**TASK**
An acceptable answer contains every record below, unchanged, and no pictures.

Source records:
● ● ● ● ●

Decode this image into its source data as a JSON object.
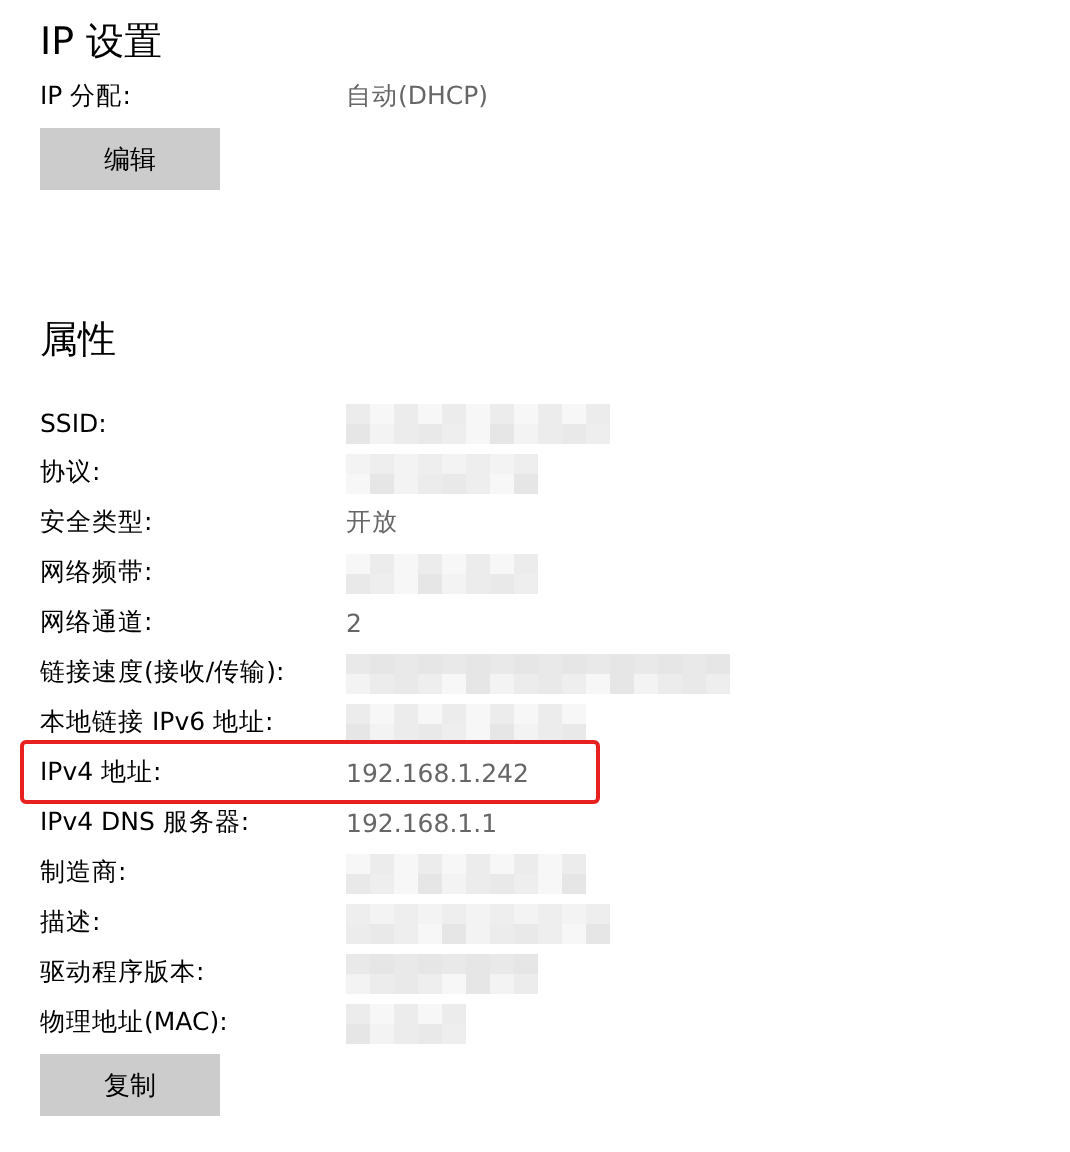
{
  "ip_settings": {
    "title": "IP 设置",
    "assignment": {
      "label": "IP 分配:",
      "value": "自动(DHCP)"
    },
    "button": "编辑"
  },
  "properties": {
    "title": "属性",
    "rows": [
      {
        "label": "SSID:",
        "redacted": true,
        "highlighted": false
      },
      {
        "label": "协议:",
        "redacted": true,
        "highlighted": false
      },
      {
        "label": "安全类型:",
        "value": "开放",
        "redacted": false,
        "highlighted": false
      },
      {
        "label": "网络频带:",
        "redacted": true,
        "highlighted": false
      },
      {
        "label": "网络通道:",
        "value": "2",
        "redacted": false,
        "highlighted": false
      },
      {
        "label": "链接速度(接收/传输):",
        "redacted": true,
        "highlighted": false
      },
      {
        "label": "本地链接 IPv6 地址:",
        "redacted": true,
        "highlighted": false
      },
      {
        "label": "IPv4 地址:",
        "value": "192.168.1.242",
        "redacted": false,
        "highlighted": true
      },
      {
        "label": "IPv4 DNS 服务器:",
        "value": "192.168.1.1",
        "redacted": false,
        "highlighted": false
      },
      {
        "label": "制造商:",
        "redacted": true,
        "highlighted": false
      },
      {
        "label": "描述:",
        "redacted": true,
        "highlighted": false
      },
      {
        "label": "驱动程序版本:",
        "redacted": true,
        "highlighted": false
      },
      {
        "label": "物理地址(MAC):",
        "redacted": true,
        "highlighted": false
      }
    ],
    "button": "复制"
  }
}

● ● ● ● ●

**RESPONSE**
Decode this image into its source data as a JSON object.
{
  "ip_settings": {
    "title": "IP 设置",
    "assignment": {
      "label": "IP 分配:",
      "value": "自动(DHCP)"
    },
    "button": "编辑"
  },
  "properties": {
    "title": "属性",
    "rows": [
      {
        "label": "SSID:",
        "redacted": true,
        "highlighted": false
      },
      {
        "label": "协议:",
        "redacted": true,
        "highlighted": false
      },
      {
        "label": "安全类型:",
        "value": "开放",
        "redacted": false,
        "highlighted": false
      },
      {
        "label": "网络频带:",
        "redacted": true,
        "highlighted": false
      },
      {
        "label": "网络通道:",
        "value": "2",
        "redacted": false,
        "highlighted": false
      },
      {
        "label": "链接速度(接收/传输):",
        "redacted": true,
        "highlighted": false
      },
      {
        "label": "本地链接 IPv6 地址:",
        "redacted": true,
        "highlighted": false
      },
      {
        "label": "IPv4 地址:",
        "value": "192.168.1.242",
        "redacted": false,
        "highlighted": true
      },
      {
        "label": "IPv4 DNS 服务器:",
        "value": "192.168.1.1",
        "redacted": false,
        "highlighted": false
      },
      {
        "label": "制造商:",
        "redacted": true,
        "highlighted": false
      },
      {
        "label": "描述:",
        "redacted": true,
        "highlighted": false
      },
      {
        "label": "驱动程序版本:",
        "redacted": true,
        "highlighted": false
      },
      {
        "label": "物理地址(MAC):",
        "redacted": true,
        "highlighted": false
      }
    ],
    "button": "复制"
  }
}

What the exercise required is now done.